It occurs to me that bearishness and bullishness can be measured in degress, and the degrees to which one is willing to accept risks or exercise caution have more to do with where the investor is at on a scale of wealth accumulation than any other factor (imo).

For example --

The young worker just starting out has little at risk with investments because little has been accumulated to date. With each pay period, X dollars are set aside for retirement accumulation or for other long term goals and a very long time horizon. Risk is hardly a consideration in the early stages of wealth accumlation since the percentage swings in equity valuations barely amount to a real concern in the total wealth picture at this early stage.

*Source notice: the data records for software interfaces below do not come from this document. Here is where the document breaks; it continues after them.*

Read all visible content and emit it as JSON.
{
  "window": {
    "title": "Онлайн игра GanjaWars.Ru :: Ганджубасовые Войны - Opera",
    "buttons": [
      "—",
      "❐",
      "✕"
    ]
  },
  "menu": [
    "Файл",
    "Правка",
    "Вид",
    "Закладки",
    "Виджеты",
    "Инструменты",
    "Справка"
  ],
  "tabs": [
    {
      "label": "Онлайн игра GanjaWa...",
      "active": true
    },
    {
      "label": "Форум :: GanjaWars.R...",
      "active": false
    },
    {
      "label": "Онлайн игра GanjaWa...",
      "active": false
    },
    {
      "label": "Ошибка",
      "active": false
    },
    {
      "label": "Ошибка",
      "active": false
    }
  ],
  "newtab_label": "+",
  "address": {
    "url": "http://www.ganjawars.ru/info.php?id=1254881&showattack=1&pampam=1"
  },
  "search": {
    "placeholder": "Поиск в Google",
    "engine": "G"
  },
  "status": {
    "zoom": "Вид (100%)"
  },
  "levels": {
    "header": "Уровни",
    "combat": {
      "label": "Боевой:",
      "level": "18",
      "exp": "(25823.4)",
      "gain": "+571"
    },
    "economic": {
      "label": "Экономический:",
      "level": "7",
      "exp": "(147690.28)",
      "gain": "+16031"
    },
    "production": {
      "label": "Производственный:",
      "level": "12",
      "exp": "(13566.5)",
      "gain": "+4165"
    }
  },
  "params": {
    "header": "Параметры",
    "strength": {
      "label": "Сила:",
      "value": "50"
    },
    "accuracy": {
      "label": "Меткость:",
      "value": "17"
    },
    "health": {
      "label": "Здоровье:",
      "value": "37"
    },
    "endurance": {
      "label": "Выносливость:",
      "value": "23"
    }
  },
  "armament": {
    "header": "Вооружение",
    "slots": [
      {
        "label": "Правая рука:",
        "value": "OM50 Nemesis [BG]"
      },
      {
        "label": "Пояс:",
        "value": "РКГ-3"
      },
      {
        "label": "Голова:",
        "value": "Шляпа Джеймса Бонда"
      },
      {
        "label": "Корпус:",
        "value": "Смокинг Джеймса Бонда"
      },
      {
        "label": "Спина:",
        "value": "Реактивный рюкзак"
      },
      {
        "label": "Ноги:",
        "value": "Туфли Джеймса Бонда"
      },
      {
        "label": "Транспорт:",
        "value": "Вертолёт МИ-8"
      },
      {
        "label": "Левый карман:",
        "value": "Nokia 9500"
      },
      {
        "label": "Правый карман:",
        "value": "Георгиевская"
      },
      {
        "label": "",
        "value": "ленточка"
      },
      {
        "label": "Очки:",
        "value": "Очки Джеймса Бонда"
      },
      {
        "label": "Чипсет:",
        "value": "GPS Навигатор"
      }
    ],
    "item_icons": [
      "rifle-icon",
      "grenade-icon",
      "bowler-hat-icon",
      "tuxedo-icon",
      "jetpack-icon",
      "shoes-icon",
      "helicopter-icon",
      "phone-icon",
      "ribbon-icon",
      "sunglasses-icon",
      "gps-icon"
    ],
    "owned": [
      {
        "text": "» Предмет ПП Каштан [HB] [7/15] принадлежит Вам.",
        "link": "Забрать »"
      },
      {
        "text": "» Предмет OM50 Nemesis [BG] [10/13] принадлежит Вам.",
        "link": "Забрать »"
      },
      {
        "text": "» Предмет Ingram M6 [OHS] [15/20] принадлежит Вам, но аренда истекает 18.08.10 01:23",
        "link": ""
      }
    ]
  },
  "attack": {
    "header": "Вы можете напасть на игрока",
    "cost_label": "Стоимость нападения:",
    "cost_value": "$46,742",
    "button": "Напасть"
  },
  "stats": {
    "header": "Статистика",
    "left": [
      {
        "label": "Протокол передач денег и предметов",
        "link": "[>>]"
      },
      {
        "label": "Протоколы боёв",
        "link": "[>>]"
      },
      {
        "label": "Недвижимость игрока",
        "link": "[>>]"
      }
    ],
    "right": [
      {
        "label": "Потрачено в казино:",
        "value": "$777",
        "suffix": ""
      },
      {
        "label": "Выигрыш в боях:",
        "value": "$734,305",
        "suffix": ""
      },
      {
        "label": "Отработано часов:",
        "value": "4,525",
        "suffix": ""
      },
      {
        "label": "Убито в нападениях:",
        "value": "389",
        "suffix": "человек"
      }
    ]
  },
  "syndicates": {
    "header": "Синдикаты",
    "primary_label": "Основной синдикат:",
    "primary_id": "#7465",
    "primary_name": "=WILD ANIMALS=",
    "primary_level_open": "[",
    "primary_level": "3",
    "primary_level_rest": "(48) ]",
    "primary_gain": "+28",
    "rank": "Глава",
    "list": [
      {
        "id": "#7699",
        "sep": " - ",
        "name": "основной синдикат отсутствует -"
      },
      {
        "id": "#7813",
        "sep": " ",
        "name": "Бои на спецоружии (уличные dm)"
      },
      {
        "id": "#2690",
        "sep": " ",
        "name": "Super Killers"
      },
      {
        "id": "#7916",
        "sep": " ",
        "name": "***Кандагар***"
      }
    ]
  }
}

Mid-life workers with kids nearing or at college age seem to be the most stressed financially. They have aging parents, plenty of debt, college tuition expenses and their own retirement to contend with. Obviously some are better off than others. Some will come into inheritances, others will bear the burden of caring for their own parents as financial dependents, and all variances between the extremes. Risk is a mixed bag for this group. Some are willing to take a great deal of risk in order to make up for the lack of time to achieve their financial needs by the time life exceeds work and income. Others can't tolerate risk, as all dollars are viewed as necessary in short order. So, caution becomes apparent with greater frequency within this group as opposed to young workers starting out.

For more advanced investors, those that I define as having already accumulated or inherited a sizeable amount of wealth, a view of capital preservation becomes more apparent in any discussion of risk. For this group, the management of risk is actually more critical to keeping what has been achieved to a greater extent than growing the initial wealth.

When bulls debate bears, I cannot help but wonder where on the scale each may reside in their personal wealth accumulation. I tend to think that most of today's cautious investors actually have wealth worth protecting, but admittedly, my own bias is showing.

In Harry Dent's vision of baby boomer wealth accumulation, I wonder at what inflection point the wealth accumulation efforts will result in massive capital preservation efforts? I doubt age plays a role as much as the perceived value of the store of wealth already at hand.